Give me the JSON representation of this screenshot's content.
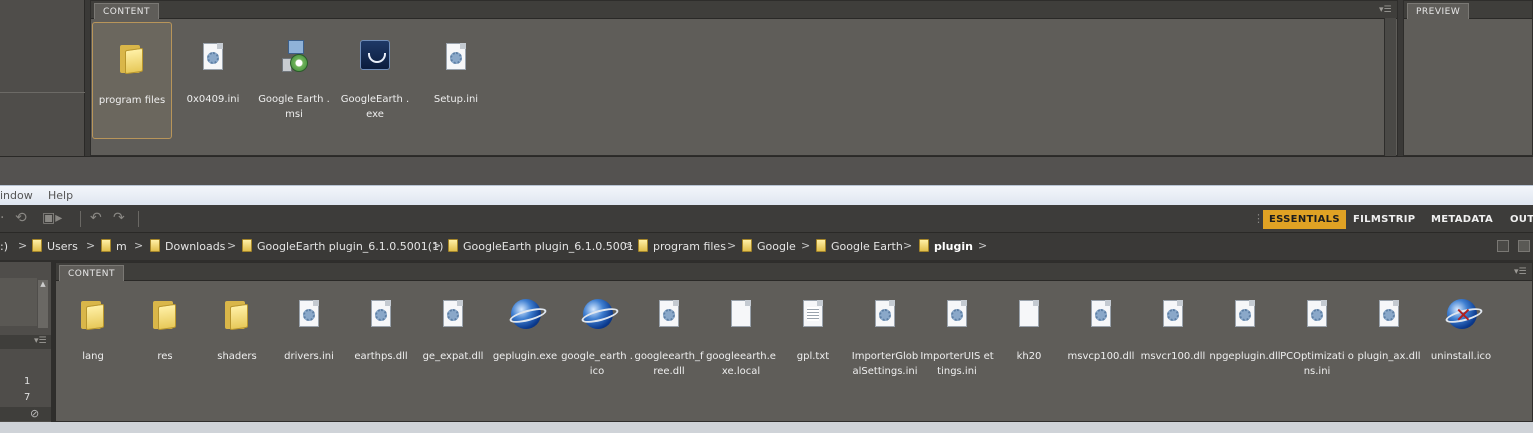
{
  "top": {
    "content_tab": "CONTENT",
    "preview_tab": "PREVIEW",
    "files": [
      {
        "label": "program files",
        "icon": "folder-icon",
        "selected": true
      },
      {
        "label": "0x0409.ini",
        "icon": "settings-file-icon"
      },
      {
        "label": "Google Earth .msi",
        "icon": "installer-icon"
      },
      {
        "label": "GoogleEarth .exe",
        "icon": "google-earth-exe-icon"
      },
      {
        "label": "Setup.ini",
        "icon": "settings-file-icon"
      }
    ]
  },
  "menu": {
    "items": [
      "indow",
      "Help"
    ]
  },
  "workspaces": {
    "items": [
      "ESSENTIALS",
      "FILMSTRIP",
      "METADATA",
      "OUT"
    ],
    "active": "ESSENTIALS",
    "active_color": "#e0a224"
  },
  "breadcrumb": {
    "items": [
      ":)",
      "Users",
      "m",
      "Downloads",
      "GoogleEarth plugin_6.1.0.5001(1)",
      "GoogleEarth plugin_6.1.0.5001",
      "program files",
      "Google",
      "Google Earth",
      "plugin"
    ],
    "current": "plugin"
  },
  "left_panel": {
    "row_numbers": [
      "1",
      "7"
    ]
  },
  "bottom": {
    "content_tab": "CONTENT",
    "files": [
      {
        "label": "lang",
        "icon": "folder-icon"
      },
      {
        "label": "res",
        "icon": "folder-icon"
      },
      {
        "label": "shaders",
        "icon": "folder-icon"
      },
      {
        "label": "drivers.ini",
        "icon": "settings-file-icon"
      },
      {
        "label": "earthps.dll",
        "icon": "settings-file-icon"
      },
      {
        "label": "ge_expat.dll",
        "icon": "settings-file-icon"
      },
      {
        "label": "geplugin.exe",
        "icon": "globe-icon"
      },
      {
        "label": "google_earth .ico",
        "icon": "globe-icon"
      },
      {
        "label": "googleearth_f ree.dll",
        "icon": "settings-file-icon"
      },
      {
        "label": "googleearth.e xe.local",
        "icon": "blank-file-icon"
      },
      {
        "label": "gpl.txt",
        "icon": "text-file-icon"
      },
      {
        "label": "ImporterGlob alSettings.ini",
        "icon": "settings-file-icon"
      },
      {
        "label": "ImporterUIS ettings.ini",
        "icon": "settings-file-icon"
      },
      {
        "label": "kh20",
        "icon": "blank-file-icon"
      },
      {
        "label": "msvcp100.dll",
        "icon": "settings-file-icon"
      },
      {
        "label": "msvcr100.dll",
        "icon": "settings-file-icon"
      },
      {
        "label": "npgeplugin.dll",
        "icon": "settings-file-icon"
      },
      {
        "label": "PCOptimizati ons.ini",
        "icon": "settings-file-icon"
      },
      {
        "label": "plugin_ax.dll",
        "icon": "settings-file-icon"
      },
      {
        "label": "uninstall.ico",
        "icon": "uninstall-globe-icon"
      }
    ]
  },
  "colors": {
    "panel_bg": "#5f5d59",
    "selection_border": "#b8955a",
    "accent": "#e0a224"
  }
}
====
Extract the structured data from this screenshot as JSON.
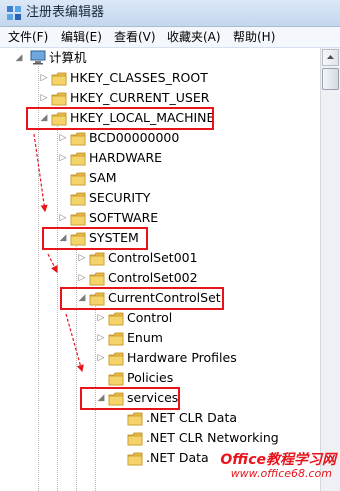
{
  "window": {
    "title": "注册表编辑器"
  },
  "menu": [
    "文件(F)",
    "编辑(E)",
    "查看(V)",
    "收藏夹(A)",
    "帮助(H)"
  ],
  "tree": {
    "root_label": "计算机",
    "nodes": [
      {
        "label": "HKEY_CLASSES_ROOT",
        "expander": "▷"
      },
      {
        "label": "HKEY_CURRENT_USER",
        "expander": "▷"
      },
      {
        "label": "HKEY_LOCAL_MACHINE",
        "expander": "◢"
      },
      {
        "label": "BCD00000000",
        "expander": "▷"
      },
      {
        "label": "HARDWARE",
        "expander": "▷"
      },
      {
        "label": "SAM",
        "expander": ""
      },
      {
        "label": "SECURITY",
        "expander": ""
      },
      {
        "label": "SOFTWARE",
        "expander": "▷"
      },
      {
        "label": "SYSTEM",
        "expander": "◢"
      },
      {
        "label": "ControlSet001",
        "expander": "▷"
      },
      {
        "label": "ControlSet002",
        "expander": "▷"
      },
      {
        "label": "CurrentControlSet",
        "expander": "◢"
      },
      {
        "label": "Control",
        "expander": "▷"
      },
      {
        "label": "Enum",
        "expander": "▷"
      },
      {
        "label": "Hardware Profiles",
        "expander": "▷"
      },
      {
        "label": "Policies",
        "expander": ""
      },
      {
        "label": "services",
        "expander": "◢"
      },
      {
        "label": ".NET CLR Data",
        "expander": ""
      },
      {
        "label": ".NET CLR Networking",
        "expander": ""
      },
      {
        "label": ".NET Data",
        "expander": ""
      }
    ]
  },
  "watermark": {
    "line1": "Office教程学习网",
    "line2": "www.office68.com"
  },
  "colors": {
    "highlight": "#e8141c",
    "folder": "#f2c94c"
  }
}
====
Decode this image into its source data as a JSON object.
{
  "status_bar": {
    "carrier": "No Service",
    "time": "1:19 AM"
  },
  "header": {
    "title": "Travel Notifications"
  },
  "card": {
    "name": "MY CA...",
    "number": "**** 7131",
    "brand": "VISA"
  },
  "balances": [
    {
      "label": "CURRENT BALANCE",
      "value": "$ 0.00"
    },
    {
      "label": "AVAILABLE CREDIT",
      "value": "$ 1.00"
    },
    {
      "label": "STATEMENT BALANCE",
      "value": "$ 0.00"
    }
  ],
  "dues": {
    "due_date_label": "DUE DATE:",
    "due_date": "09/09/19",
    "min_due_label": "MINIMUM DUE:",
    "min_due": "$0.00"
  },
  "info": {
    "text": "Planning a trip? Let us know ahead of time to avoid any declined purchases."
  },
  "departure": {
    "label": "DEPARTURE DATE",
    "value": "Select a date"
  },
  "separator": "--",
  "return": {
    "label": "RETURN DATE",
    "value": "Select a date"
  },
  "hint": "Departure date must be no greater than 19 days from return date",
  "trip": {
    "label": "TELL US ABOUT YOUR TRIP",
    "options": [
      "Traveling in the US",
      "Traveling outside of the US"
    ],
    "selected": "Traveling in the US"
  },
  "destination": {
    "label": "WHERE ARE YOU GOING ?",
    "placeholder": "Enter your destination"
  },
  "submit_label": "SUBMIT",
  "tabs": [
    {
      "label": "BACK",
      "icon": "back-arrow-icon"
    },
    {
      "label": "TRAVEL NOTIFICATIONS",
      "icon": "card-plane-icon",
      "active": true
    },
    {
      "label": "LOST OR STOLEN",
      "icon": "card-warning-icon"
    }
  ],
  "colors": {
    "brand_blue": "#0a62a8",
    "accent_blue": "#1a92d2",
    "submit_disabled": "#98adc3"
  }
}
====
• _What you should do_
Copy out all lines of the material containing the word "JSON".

• _Answer for this exercise_
Give me the JSON representation of this screenshot's content.
Extract the structured data from this screenshot as JSON.
Decode this image into its source data as a JSON object.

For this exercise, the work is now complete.